Commissioner Glick—a Democrat appointed by President Trump—echoed LaFleur’s optimism regarding the energy transition, though he went a step further by recognizing climate change as an additional impetus for transitioning the energy sector away from coal power. From a reliability standpoint, Glick was adamant that reliability services should be compensated on a technologically neutral basis. However, he also emphasized the need to consider the advantages that emerging technologies may provide in supporting reliability and resilience.
Commissioner Chatterjee—a Republican Trump appointee and the former energy policy advisor to Senator Mitch McConnell—presented a decidedly less optimistic view for the future. Chatterjee viewed the diversification of the U.S. energy mix as a threat that must be preemptively confronted.
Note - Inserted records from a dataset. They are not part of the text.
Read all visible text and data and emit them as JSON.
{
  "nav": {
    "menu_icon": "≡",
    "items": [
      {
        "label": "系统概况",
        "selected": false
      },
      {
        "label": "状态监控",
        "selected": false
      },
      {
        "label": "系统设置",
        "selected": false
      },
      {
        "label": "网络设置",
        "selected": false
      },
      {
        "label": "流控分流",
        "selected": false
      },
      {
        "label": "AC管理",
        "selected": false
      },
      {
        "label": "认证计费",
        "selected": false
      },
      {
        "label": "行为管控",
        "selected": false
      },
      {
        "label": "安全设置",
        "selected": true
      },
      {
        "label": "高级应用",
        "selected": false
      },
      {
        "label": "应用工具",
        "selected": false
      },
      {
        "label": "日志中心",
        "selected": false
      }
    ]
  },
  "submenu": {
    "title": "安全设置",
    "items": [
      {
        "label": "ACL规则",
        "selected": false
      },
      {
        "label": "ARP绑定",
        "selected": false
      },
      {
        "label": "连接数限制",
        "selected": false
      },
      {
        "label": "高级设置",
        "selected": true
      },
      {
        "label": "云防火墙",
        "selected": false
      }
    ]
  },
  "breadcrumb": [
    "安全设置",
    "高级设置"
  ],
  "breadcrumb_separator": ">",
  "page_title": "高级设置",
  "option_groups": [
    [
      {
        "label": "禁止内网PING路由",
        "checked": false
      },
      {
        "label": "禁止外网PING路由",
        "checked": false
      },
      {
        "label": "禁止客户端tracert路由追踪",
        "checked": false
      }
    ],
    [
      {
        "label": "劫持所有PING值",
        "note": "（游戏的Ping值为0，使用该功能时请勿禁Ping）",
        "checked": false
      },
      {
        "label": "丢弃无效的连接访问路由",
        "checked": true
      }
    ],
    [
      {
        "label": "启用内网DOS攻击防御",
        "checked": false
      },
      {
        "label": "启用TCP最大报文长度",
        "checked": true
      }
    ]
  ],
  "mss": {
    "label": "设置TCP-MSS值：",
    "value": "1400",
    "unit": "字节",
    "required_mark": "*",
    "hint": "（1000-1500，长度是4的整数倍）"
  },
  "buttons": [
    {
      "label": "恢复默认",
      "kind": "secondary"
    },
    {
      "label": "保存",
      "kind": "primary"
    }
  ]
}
He supported subsidizing uneconomical coal and nuclear plants based on his belief that market rates undercompensate these facilities. He asserted that regulatory intervention is likely justified to prevent these plants from retiring. In other words, Chatterjee advocated for a future that looks remarkably like the past.
These diverging visions have tremendous implications for the future of the U.S. energy system. For much of the twentieth century, the electricity sector relied on the same general technologies to produce electricity and deliver it to customers. Reliable delivery of low-cost electricity was (and still is) the industry’s primary objective, and innovation and technological advancement were secondary considerations at best. This dynamic has started to shift over the past few decades. Renewable energy technologies have advanced at a rapid pace and are now the least-cost resource in some areas. Energy storage technologies are quickly advancing as well. The way in which we manage and operate the grid has also evolved. So far, the energy transition has created jobs, reduced energy costs, and made the human and natural environments cleaner and safer for all Americans.
The Trump Administration is now actively trying to impede and reverse the progress and advancements the country has achieved in recent decades. At the behest of the fossil fuel industry leaders, the Administration has taken steps to weaken environmental regulations, open up public land to mining and drilling, and discourage renewable energy development. Trump has made it his mission to revive the energy system of fifty years ago, and his Energy Secretary is making a concerted effort to achieve this goal.
Thankfully, FERC unanimously rejected Perry’s directive to bail out uncompetitive coal and nuclear plants. The Commission’s decision provided a welcome, if somewhat unexpected, reminder that the rule of law still governs in the executive branch. In such a divisive political climate, it is reassuring to see federal regulators set aside their political differences and support the interests of the American public, rather than political donors. Within an administration intent on de-modernizing the energy system, FERC has provided a loud and clear message: it will not be a pawn in the administration’s game.